I remained in the Jonesville school until the spring of 1854, when the principal, to whom I was very much attached, went away, and then I returned to the family in Ohio.

It was in the summer of 1854 at Jonesville that I made a public profession of religion and united with the Presbyterian Church  After my return to Ohio, I went to school about six weeks at Baldwin Institute, near Cleveland, now Baldwin Institute, but there was trouble in the Institute, the principal was away to conference, I had but little money, and went home.

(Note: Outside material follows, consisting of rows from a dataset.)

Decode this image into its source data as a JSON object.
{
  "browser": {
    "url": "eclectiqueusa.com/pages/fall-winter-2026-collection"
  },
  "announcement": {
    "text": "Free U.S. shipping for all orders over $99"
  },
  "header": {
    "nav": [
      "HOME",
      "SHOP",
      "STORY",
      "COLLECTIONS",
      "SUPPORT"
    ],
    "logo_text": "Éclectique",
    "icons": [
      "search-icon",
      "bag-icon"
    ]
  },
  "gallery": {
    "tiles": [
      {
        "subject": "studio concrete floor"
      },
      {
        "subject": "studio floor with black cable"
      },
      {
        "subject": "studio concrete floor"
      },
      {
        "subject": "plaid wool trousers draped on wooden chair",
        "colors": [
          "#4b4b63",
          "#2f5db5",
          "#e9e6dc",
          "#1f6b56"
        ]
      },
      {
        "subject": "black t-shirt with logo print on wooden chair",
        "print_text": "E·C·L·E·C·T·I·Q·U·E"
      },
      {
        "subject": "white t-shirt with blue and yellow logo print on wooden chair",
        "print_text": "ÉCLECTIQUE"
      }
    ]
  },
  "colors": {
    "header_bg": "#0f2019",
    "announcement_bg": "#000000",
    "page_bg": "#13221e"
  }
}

In the Spring of 1855, father returned from California and came to us in Huron County, Ohio.  In a few weeks after his return, I went to Delaware, near Columbus, and entered the freshman class of the Ohio Wesleyan University.  Soon after, the family followed me to Delaware and lived there in the summer of 1855 in a rented house.  About this time, father bought grandfather Bell's farm, and the family went back to the farm and left me in the University.  I was rooming alone and trying to board myself.  This did not last long.  I was stricken with typhoid fever, and for three weeks was hanging between two worlds, and finally nature prevailed and as soon as I was able, went home to the farm and family.  The year 1856, during the Buchanan and Fremont campaign, and the border ruffian excitement in Kansas, was a red hot year in Ohio.  Father sold the farm, and with a capital of some $2000, in October of that year we migrated to Iowa.  Tipton was the point of destination.  Unwittingly, instead of buying cheap land, father invested in a dry goods firm, and for a year I was clerk and bookkeeper in the store of Knott and Carl, Tipton.  The firm broke up, or sold out, in the winter of 1857-8 and our family was left with nothing but a little brick cottage, and no title for the land on which it stood.

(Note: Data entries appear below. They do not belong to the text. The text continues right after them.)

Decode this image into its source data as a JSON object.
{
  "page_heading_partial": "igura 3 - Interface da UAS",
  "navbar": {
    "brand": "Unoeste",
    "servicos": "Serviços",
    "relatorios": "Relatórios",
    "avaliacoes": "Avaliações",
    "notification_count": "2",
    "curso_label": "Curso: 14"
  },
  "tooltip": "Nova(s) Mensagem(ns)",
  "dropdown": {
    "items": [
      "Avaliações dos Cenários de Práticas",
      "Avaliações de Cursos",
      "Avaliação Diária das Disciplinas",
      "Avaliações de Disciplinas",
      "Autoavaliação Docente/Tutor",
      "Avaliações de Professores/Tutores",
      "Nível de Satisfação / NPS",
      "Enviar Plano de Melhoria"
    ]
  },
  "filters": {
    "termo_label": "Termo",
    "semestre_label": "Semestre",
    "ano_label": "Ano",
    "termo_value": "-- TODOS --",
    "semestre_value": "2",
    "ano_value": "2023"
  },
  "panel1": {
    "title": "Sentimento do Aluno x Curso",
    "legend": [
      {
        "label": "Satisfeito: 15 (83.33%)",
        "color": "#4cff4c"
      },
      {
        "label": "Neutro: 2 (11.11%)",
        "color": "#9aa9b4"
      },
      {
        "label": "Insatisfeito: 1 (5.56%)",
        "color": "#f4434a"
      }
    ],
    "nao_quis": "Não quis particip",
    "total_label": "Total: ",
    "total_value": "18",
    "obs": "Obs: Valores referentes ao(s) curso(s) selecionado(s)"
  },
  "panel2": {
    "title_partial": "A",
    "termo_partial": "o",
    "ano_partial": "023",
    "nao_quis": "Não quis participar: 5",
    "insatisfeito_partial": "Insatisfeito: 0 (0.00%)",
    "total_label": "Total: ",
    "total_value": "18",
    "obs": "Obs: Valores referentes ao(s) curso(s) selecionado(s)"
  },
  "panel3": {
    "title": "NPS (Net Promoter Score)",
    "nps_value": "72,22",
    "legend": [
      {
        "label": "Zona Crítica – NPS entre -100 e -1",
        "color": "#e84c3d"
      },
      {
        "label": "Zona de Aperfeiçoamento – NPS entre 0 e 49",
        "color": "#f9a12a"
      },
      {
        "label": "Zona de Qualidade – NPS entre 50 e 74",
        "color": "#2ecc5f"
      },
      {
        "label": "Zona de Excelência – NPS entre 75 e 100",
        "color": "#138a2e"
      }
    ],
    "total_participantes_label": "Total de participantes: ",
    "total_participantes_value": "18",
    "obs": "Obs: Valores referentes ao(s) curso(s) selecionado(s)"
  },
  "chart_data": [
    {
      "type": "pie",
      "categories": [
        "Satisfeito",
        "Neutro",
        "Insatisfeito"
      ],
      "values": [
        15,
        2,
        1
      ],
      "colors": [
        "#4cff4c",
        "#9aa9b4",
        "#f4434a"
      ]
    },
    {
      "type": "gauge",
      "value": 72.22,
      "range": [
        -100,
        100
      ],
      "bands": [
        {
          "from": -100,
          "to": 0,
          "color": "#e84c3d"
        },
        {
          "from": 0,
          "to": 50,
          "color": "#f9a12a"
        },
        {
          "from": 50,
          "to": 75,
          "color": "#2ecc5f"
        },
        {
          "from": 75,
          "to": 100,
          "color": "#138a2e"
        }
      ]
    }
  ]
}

Brother Elzy sent father some money, and by borrowing a little more, in 1855 father and brother T.J. went to California, and myself and the rest of the family were left in the little brick house in Tipton.  I worked out where I could get anything to do and taught school in the country in the winter, and did what I could to supply the wants of the family and keep them together until father should return.  It was in the spring of 1859 that I became acquainted with a lovely and beautiful girl, Hattie C. Starr, and we became engaged.  Father returned in the winter of 1861.  On the 2nd of April, 1861, Miss Starr and I were married.  This was just twelve days before the great civil war broke out in all its fury by the storming of Fort Sumpter..."

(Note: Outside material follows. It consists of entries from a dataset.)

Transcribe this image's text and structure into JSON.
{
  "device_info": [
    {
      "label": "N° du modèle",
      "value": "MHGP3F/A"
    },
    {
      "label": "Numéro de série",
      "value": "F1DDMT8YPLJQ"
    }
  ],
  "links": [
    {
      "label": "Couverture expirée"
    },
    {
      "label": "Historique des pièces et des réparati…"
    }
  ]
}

I am going to make a part 2 and give the rest of the letter in my next blog post, as this is already lengthy for a post.  A few words of explanation:  His father and mother, not referred to by name, were Thomas Jefferson Knott and Hannah Bell.  The Bell grandparents that he referred to were John Bell and Hannah Finch, who lived in Huron County, Ohio for the latter part of their lives.  From the writings of Thomas Jefferson Knott, it is apparent that Thomas was more of an optimist, or put a better "spin" on things, than did his son John Wilson.

Also, if anyone from the Fezler family reads this, I would certainly be interested in hearing anything they know about William S. Fezler. I'm sure there are two sides to the story. 

Stay tuned...